The Latest News on Caulks and Adhesives
Visit a home supply store and you’ll find many different caulks for many different jobs, but it’s important to sort out the differences. When properly applied, a top-quality sealant helps provide a watertight and airtight seal to increase energy efficiency and protect the entire home from moisture damage. The right caulk can provide years of low-maintenance performance, but the wrong one can fail to seal or even serve as a breeding ground for mildew.
For example, a common gripe about bathtubs and showers is the dark mildew stains that often appear along the joints. The mildew is probably due to using the wrong type of caulk in a wet environment. Check the store for the variety of caulks labeled explicitly for “tub and shower” or “tub and tile.” These “tub and shower” caulks are likely silicone-based, which makes them ideal for damp situations. Silicone sealants are flexible when they dry and often contain a mildewcide. Pick up one of these products for a bathtub job, but do not save the rest to use in your kitchen if it contains mildewcide. The mildewcide is a poison that shouldn’t be used around food, drinking water or in dishwashers. This is why it’s important to always check the label for instructions.
Silicone is the ingredient that serves as a selling point for many sealant products. Unlike acrylic latex caulk, 100-percent silicone is waterproof as long as it remains adhered to the substrate. Water cannot get through it or break it down. Once cured, there is no shrinking, hardening, cracking or crumbling. Even extreme temperatures, which often cause acrylic caulk to lose flexibility and degrade over time, do not affect silicone.
Silicone is also shrink-proof and flexible once it has cured, so it stretches and compresses with joint movement as a house moves and settles. This eliminates hardened acrylic caulk that can break over time, leaving gaps for air and water to pass.
Given all the benefits of silicone, you might wonder why acrylic latex caulk is still going strong. If water isn’t an issue and you plan to paint over the caulk, then acrylic is a better choice. For indoor jobs, acrylic caulk has some big benefits going for it: namely, affordability, workability and paintability. Acrylic caulk is usually half the price of the silicone variety, which amounts to major cost savings on large projects.
Acrylic caulk can also be easier to work with because it isn’t nearly as sticky as silicone. A quality acrylic caulk applies smoothly and easily, and you can run your finger over the bead to shape it without covering yourself in a gooey, viscous mess that refuses to wash off. Instead, a good acrylic caulk will wash off with water and work more like cake frosting than glue, preventing the “rabbit in a tar pit” effect.

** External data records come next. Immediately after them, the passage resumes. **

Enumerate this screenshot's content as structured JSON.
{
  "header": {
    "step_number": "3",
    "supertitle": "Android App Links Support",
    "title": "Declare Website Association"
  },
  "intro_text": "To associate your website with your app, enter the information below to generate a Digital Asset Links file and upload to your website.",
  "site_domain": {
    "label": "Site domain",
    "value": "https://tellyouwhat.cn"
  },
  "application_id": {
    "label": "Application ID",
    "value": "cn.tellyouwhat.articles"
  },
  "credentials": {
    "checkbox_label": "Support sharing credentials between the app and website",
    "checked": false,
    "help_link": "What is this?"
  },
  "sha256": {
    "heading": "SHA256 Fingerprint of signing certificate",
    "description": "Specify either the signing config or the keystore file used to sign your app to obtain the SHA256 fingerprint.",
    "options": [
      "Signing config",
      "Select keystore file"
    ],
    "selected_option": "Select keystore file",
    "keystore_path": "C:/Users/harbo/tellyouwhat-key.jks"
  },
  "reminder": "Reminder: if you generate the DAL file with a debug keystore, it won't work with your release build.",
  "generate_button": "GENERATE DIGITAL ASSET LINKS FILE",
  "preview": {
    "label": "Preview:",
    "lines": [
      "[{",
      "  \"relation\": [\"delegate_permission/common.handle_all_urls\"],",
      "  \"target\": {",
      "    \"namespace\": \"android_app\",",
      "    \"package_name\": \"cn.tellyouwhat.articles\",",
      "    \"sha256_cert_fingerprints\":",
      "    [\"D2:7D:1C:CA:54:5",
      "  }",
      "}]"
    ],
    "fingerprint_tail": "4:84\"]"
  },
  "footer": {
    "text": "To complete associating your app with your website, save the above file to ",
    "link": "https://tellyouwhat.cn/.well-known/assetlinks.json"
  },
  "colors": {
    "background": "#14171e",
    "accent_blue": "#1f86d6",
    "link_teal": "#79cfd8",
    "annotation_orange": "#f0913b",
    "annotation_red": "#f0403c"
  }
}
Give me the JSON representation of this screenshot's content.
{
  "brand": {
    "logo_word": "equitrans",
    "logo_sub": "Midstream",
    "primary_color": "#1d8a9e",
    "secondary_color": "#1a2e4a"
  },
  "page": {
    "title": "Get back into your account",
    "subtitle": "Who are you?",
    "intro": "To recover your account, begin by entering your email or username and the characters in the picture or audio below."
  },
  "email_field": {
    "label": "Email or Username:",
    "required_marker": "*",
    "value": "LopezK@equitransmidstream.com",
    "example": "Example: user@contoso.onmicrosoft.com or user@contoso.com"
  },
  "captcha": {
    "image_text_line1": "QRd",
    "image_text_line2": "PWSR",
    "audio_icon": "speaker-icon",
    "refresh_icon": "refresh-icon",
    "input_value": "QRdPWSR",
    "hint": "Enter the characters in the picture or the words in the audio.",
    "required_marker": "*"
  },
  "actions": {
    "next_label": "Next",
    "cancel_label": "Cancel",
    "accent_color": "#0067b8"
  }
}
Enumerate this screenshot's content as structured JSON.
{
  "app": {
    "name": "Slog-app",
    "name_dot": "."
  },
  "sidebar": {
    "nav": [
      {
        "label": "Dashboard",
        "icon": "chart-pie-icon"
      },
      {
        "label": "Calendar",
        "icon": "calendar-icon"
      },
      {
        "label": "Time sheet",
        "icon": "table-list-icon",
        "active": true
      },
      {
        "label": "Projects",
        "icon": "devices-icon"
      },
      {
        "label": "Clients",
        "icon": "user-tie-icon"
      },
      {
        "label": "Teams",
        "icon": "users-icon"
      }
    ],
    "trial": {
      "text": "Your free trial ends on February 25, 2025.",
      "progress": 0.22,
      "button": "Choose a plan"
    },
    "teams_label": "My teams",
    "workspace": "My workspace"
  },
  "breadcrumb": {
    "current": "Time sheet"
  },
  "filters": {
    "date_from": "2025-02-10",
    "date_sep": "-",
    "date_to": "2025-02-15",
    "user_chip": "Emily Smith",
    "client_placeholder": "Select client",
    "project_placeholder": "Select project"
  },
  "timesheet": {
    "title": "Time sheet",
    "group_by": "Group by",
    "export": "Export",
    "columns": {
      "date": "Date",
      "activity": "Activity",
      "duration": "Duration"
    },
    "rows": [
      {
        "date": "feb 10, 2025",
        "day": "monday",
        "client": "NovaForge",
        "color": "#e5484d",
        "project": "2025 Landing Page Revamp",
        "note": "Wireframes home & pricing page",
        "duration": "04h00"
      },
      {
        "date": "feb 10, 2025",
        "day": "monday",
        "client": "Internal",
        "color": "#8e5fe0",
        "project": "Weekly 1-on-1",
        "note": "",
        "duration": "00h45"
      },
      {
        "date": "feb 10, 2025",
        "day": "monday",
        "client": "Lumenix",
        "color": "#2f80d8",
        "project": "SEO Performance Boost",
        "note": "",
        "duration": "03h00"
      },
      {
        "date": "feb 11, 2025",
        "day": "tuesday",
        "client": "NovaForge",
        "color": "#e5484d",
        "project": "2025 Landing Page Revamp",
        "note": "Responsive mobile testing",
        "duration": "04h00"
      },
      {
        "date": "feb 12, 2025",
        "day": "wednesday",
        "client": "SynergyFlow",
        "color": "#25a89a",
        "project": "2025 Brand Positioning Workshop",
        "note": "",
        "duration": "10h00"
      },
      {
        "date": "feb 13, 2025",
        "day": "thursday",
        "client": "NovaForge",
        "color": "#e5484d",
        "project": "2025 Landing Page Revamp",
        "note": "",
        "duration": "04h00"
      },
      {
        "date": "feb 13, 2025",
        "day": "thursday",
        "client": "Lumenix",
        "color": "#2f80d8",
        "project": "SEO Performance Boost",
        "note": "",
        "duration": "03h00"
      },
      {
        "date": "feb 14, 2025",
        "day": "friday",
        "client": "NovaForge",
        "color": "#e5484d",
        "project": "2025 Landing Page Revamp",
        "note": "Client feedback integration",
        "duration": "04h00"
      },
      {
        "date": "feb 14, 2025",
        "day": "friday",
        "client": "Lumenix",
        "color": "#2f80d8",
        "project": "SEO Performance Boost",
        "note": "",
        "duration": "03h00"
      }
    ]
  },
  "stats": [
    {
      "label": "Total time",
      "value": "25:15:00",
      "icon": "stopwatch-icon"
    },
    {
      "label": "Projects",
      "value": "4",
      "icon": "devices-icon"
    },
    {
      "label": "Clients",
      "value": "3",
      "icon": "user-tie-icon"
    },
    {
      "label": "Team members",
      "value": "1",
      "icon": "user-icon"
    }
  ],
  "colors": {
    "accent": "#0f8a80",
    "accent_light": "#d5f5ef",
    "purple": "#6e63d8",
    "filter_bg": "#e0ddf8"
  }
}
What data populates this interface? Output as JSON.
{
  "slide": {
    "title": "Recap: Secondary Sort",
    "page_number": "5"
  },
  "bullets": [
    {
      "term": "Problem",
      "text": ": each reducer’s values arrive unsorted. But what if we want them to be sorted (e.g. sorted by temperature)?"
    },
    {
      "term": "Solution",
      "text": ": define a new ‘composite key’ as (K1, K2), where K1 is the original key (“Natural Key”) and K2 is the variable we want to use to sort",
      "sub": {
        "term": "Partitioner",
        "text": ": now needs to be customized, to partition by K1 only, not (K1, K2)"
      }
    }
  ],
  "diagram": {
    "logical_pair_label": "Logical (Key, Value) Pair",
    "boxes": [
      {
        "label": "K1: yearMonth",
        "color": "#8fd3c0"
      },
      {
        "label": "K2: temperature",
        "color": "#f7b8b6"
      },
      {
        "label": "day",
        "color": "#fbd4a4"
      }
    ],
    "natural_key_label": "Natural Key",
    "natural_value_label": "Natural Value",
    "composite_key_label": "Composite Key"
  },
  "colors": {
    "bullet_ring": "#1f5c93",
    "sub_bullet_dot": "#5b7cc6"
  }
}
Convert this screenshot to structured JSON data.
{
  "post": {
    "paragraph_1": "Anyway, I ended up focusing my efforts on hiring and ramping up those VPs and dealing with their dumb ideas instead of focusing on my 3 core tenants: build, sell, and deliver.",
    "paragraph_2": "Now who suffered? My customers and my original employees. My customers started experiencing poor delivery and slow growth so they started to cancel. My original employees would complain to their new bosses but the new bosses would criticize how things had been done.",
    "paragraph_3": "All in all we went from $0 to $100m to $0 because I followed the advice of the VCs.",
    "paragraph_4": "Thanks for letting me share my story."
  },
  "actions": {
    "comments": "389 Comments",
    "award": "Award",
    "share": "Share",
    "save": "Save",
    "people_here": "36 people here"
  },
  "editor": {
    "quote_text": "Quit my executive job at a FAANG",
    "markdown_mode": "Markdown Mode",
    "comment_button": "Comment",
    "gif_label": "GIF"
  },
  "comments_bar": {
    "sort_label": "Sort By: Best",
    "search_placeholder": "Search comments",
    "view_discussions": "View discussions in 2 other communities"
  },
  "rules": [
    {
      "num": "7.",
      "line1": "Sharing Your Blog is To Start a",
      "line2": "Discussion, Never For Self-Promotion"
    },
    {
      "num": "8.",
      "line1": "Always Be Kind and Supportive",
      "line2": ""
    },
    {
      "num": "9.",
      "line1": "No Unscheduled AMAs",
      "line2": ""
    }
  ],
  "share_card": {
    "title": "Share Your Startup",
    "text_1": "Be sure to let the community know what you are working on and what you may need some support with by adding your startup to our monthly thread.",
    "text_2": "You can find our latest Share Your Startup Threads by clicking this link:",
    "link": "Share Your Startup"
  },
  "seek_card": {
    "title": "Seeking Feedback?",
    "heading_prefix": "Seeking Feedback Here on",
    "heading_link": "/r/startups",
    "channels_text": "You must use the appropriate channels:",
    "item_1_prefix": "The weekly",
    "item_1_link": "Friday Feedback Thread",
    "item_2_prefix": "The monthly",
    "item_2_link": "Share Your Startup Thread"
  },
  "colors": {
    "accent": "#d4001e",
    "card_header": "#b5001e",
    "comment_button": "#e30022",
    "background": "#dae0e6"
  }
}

The cleanup factor is why many manufacturers’ claims of an “all-purpose” siliconized caulk can be misleading. I suppose it’s true that the silicone variety can potentially be used anywhere, but the extra time and work involved in the cleanup makes the product impractical for large, interior jobs where waterproofing isn’t necessary. And when I say cleanup, I don’t mean cleaning once at the end of the job. The cleanup for silicone will likely require many repeat trips to the sink to wash up during application, because if you don’t immediately use mineral spirits to remove the silicone, you will soon be coated with cured sealant—and you practically have to sand-blast the stuff off.
Another important factor is that acrylic caulk is paintable, and thus is commonly called “painter’s caulk.” Although a few of the newest formulations of silicone sealants are advertised as paintable, paint typically will not adhere to silicone. Again, be sure to check the packaging for recommended usage. Silicone sealants are usually sold in white or clear, but some manufacturers now offer black, bronze, almond, gray or cedar.
Also available are hybrid caulks, such as DAP’s Alex Plus Acrylic Latex Caulk Plus Silicone. The silicone adds flexibility and durability while the caulk remains paintable and easy to clean up.
As technology advances, several manufacturers are moving away from standard acrylic and silicone toward new sealant formulations that offer better workability, extra durability and more functionality.
One such popular caulking category among pros and DIY’ers is the multipurpose caulks called “adhesive caulks,” such as the Polyseamseal product line from Henkel. Adhesive caulks function just like they sound, serving as both a joint-sealing caulk and a light-duty construction glue that offers excellent adhesion to a wide range of surfaces. Polyseamseal is available as a silicone-based product as well as a water-based acrylic for easier cleanup. These products do a good job of serving double duty, but expect to pay for the adhesive functionality.
Red Devil has a multipurpose caulk called King Caulk, billed as a three-in-one product that also serves as caulk, sealant and adhesive. King Kaulk is a hybrid polymer sealant that grabs onto surfaces quickly, bonding permanently like strong glue. It forms a flexible, watertight seal that won’t shrink or crack. King Kaulk is paintable, easy to tool and finish, and has low VOC and virtually no odor. When cured, it resists harsh weather conditions, UV rays and mildew. King Kaulk is more expensive than competitive products, but it does the job of three products: It caulks tubs, showers and countertops. It seals windows, doors and gutters. And, it bonds wood, concrete, brick, metals and plastics.